So a big congratulations to Mr. Cobb, for finally, the toughness and determination he has displayed proudly all season has been rewarded. 

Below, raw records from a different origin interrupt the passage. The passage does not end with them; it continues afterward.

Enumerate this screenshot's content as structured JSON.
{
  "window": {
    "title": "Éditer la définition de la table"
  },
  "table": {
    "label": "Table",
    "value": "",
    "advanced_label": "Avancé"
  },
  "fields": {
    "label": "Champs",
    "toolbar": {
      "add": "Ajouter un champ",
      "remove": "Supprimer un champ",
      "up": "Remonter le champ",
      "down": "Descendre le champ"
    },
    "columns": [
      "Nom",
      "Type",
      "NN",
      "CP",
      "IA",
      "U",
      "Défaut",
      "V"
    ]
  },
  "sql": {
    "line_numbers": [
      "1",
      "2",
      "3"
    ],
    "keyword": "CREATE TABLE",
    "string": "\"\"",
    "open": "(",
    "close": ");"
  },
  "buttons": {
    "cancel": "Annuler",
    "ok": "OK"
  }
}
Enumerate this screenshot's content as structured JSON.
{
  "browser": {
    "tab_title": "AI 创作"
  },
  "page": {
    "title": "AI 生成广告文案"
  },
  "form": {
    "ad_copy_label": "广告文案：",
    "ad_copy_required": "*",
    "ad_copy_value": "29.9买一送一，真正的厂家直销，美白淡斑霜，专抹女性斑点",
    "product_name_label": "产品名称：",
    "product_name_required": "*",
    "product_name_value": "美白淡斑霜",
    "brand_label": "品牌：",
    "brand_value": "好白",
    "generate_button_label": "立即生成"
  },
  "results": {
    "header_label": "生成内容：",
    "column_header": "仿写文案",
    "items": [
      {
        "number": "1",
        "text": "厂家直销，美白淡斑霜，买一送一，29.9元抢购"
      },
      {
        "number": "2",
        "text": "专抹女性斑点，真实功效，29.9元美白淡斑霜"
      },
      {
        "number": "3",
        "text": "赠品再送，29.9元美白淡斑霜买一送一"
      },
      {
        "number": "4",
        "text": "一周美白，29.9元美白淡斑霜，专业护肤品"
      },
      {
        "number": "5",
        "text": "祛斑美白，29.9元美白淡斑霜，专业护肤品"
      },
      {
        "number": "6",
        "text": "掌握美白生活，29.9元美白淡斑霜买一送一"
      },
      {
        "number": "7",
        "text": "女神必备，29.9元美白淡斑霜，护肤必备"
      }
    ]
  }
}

Also deserving of recognition are the aforementioned Anthony Mosley, who intercepted Garcia's final pass of the game, and Cartier Rice; he of the tipped pass ... Safety Winston Guy led the Cats with 8.5 tackles, and also intercepted a pass ... Linebacker Danny Trevathan played an outstanding game (especially in the second half), and was second on the team with 8.0 tackles, one tackle for loss, and a forced fumble ... Defensive end Taylor Wyndham recorded a sack, and generally played with abandon for most of the contest (sometimes a good thing, sometimes a bad thing) ... Wide-out La'Rod King caught only four passes, but two were for six; one in each half: A 10 yard score which were UK's first points of the game, and a five-yard TD reception in the third quarter.  King, although he did have an on-target drop, continues to show-off his tremendously sure hands, and ability to run tight routes. 

And happily, a heartfelt and much deserved congratulations to UK head coach Joker Phillips.  Phillips did something former Kentucky coaches Bill Curry, Hal Mumme, Guy Morris, and Rich Brooks could not do -- Beat Steve Spurrier.  With Phillips' Cats sitting at 4-3, and a favorable schedule on the horizon, his team now has a legitimate chance to fulfill the potential many thought possible (including me) in the preseason. 

And to Steve Brown ... you can now get a restful nights sleep.

And finally, a note to Bob Davie, ESPN color analyst, who repeatedly stated in the first half that UK didn't have the horses to play with a team the caliber of South Carolina: Sometimes it's not about the number of stars next to a players name, instead, it's about the size of the heart inside his chest. 

The Georgia Bulldogs are up next for the Cats.  You know what that means ... bad news for the Bulldogs.

Cat fans, vigorously revel in the win!  While at the same time congratulating a very, very good SC squad.

Thanks for reading, and Go Cats!